Compliance Challenge #6: Unique Business Requirements
Many organizations believe they can address compliance requirements using high-level frameworks including NIST's Framework for Improving Critical Infrastructure Cybersecurity or SANS Institute's Top 20 Critical Security Controls (which is actually 246 direct controls, not 20). High-level frameworks require organizations to fill in the blanks using more prescriptive controls from other authority documents, whether laws, standards, or contractual obligations like PCI.
Organizations must determine which implementation controls must be in place to meet their specific requirements. This can be done by leveraging a framework that aggregates all disparate cybersecurity regulations into one database, allowing them to create a concise, harmonized list of necessary compliance controls to implement.

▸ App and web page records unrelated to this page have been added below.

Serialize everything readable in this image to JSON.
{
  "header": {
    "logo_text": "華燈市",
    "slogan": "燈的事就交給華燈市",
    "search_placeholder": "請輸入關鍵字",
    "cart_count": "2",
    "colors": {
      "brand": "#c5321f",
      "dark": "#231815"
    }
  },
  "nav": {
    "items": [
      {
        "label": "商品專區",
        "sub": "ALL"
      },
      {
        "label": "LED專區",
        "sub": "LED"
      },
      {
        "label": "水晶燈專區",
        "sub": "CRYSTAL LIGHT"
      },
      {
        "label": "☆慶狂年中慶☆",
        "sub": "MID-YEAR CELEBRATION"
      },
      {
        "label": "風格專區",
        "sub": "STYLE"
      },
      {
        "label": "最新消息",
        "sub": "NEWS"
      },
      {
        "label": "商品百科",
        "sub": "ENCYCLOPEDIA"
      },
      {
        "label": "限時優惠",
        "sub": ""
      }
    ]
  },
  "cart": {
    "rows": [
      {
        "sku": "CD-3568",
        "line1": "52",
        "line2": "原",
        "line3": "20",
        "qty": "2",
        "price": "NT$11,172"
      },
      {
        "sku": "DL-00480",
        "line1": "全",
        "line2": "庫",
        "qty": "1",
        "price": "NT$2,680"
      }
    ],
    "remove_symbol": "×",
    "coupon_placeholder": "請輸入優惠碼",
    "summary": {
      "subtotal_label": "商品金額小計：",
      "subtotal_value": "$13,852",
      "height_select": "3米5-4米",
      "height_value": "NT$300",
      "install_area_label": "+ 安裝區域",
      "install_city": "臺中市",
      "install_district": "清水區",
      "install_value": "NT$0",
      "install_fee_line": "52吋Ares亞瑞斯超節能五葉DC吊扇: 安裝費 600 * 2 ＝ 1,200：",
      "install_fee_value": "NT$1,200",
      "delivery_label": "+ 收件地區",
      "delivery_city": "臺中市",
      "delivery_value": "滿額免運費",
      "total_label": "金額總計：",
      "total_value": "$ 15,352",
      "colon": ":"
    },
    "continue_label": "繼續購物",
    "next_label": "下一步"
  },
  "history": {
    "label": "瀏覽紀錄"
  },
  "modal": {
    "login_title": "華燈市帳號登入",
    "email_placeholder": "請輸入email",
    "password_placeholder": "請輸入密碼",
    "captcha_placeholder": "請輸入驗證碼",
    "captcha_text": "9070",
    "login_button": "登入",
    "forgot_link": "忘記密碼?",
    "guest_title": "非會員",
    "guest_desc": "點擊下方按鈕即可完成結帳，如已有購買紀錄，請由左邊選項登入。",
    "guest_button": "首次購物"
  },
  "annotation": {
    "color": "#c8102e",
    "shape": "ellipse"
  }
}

Companies are struggling to understand and implement the right policies and controls to meet ever-evolving compliance mandates. Yet strict adherence to individual compliance standards means they've likely implemented controls they do not need, while inadvertently leaving out important controls necessary for an effective program. This cookie-cutter approach can actually leave organizations more exposed than ever before to potential security risks and controls failures.

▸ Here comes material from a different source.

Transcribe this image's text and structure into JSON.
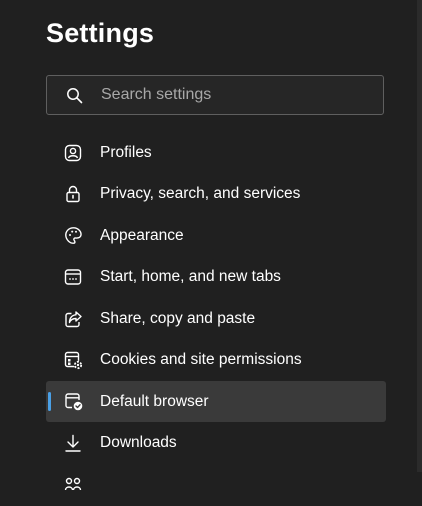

In this slideshow,Unified Compliance CEO, Craig Isaacs, explores current compliance gaps, major compliance challenges and practical tips to create more effective compliance programs.